**Work instruction**:
Go through the data below and copy each line where the word "selected" occurs.

[Entries taken from a collection]
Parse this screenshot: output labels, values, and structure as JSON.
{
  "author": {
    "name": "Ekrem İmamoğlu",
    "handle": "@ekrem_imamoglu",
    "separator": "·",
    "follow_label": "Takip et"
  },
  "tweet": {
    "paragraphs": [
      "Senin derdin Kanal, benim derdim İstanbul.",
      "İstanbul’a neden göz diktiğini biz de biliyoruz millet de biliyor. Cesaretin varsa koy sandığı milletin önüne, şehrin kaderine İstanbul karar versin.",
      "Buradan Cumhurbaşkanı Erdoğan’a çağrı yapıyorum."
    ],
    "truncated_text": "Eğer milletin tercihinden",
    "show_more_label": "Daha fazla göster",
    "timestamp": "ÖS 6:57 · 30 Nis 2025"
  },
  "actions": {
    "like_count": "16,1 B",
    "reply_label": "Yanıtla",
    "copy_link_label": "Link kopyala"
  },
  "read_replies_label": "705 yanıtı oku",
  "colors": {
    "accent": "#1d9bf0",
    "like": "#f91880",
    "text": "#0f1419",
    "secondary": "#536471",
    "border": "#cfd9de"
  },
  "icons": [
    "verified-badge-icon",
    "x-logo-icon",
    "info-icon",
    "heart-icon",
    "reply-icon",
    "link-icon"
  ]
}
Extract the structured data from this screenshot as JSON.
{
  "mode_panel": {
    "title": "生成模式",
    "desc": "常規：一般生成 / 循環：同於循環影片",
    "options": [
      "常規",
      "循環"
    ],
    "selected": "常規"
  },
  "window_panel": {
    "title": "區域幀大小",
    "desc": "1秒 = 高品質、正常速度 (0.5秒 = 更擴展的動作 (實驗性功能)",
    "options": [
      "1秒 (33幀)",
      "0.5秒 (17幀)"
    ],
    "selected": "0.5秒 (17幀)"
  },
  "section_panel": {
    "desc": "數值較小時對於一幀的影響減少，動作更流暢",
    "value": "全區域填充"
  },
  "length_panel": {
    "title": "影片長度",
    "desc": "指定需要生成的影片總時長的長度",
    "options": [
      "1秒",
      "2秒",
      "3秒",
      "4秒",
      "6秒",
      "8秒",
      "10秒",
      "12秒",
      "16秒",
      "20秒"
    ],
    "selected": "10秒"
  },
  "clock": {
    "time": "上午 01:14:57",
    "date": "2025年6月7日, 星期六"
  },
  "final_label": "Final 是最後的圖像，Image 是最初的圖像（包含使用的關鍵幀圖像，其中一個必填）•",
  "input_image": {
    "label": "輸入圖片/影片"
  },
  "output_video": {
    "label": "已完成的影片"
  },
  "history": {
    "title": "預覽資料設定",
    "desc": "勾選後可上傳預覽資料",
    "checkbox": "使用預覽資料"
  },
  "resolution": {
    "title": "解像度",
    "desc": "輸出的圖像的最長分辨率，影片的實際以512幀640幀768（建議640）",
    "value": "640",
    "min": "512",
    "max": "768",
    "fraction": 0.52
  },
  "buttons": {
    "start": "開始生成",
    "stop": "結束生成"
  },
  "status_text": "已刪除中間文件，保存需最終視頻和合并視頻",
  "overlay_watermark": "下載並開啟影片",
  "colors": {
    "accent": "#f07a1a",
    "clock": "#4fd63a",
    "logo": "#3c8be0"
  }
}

**Task result**:
    "selected": "常規"
    "selected": "0.5秒 (17幀)"
    "selected": "10秒"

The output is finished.